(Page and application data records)

——————

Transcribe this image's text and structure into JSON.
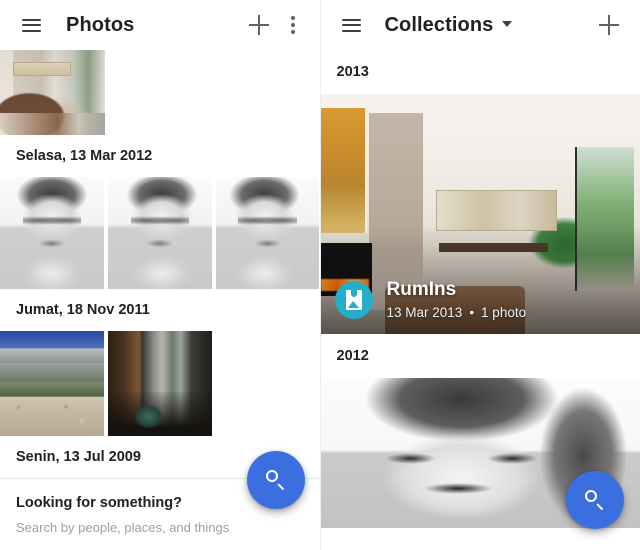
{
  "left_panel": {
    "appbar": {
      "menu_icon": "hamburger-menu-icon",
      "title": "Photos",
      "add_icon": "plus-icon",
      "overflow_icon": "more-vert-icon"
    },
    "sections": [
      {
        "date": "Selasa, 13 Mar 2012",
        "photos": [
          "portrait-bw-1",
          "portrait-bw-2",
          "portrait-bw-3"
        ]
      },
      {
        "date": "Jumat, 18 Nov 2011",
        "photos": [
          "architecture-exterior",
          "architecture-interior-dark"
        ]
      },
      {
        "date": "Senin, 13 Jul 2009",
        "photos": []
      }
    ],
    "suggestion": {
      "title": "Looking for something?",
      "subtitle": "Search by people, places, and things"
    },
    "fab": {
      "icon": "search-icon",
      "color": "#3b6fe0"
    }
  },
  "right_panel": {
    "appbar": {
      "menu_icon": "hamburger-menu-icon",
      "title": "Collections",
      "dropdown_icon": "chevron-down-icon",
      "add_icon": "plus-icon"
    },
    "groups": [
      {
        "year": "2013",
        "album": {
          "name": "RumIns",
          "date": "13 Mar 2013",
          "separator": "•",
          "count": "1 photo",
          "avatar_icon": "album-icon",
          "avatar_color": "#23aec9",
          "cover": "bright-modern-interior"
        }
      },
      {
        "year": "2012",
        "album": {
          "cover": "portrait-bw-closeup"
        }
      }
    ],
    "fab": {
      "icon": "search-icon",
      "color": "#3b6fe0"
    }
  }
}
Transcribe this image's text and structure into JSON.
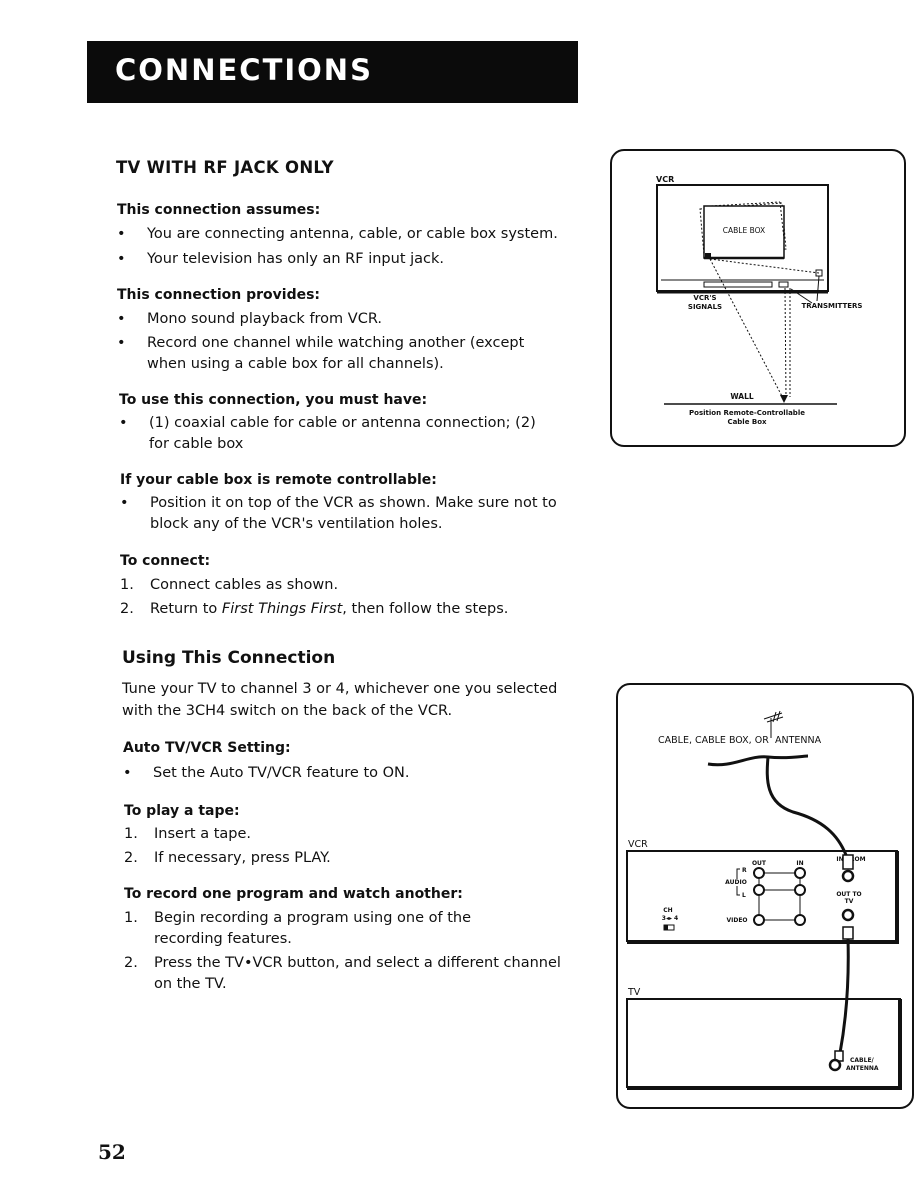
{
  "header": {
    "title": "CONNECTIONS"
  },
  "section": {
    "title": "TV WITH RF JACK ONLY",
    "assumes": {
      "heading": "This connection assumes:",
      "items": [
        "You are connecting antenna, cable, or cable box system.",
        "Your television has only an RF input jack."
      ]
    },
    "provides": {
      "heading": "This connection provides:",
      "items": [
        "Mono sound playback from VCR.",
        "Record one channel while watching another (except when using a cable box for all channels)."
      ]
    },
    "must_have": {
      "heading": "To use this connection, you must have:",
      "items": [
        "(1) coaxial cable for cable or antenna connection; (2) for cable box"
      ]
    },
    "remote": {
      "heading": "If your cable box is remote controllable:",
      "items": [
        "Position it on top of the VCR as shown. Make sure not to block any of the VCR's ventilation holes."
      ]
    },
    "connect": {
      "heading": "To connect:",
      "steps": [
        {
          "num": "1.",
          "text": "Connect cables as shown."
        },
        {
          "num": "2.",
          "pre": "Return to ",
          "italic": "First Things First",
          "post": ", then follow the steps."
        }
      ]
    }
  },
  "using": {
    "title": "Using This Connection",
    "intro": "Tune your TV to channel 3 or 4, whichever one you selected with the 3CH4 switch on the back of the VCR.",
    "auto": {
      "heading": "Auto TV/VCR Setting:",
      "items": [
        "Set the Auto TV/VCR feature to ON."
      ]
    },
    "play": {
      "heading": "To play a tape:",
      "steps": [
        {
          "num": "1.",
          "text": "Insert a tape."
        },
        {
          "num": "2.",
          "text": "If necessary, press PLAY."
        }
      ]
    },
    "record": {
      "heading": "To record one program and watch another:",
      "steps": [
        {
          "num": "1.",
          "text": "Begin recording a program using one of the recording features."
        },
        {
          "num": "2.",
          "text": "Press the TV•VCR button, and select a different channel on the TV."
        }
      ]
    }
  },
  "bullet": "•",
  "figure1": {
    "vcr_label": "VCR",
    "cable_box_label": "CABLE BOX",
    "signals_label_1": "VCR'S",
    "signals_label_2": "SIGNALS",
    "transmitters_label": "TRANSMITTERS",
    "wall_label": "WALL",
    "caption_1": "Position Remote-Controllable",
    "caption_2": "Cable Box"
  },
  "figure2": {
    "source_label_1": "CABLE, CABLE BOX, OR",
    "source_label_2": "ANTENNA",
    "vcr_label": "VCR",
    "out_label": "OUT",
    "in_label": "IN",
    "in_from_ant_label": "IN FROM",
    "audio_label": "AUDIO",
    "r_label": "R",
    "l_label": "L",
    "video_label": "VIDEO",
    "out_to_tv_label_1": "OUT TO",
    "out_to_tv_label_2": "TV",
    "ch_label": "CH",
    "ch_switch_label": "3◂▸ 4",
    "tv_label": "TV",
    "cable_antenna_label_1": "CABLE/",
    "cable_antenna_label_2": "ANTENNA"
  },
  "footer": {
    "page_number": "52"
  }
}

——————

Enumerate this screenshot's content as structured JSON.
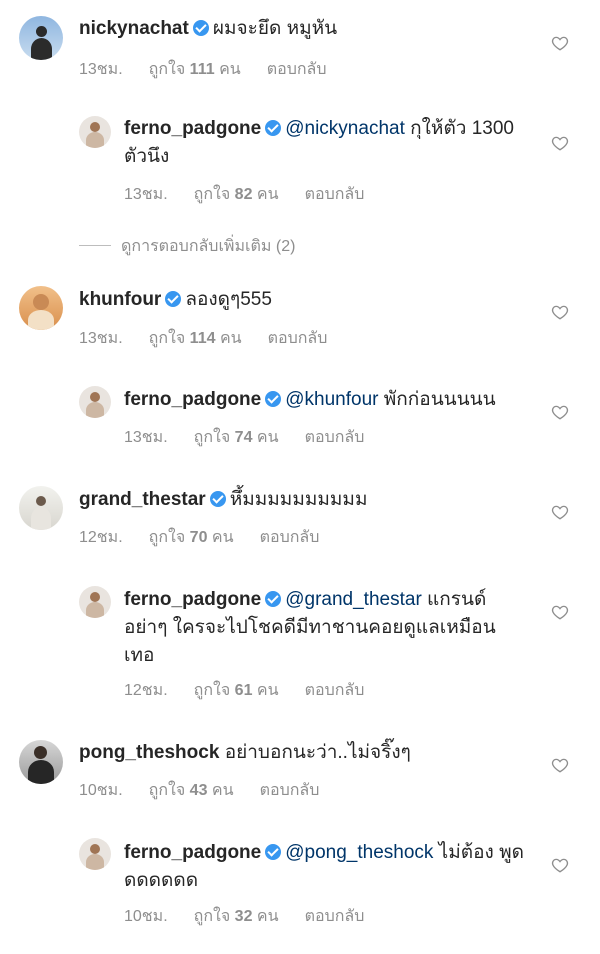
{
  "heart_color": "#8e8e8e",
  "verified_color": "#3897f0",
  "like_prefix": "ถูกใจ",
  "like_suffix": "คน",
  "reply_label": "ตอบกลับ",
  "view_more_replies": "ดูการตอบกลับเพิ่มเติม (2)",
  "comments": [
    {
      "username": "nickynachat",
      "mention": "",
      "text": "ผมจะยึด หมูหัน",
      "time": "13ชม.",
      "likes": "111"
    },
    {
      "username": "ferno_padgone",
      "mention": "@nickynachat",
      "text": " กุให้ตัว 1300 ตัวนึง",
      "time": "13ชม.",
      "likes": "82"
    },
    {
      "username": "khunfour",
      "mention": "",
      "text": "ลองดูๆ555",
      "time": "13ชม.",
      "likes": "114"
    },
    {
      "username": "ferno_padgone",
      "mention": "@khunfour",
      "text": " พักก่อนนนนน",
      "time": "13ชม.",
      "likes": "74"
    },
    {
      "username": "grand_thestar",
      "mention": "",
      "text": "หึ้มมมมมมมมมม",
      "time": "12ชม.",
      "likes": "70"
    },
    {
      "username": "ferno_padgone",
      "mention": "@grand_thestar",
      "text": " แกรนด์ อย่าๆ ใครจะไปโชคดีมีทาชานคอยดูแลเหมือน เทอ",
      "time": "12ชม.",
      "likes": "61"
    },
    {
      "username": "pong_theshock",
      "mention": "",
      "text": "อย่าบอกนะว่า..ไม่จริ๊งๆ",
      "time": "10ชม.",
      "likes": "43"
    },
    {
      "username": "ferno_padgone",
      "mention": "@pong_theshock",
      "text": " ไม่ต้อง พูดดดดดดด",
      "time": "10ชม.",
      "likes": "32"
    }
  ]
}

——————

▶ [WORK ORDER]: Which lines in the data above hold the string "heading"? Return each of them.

▶ [EXERCISE RESPONSE]:
      "heading": "This connection assumes:",
      "heading": "This connection provides:",
      "heading": "To use this connection, you must have:",
      "heading": "If your cable box is remote controllable:",
      "heading": "To connect:",
      "heading": "Auto TV/VCR Setting:",
      "heading": "To play a tape:",
      "heading": "To record one program and watch another:",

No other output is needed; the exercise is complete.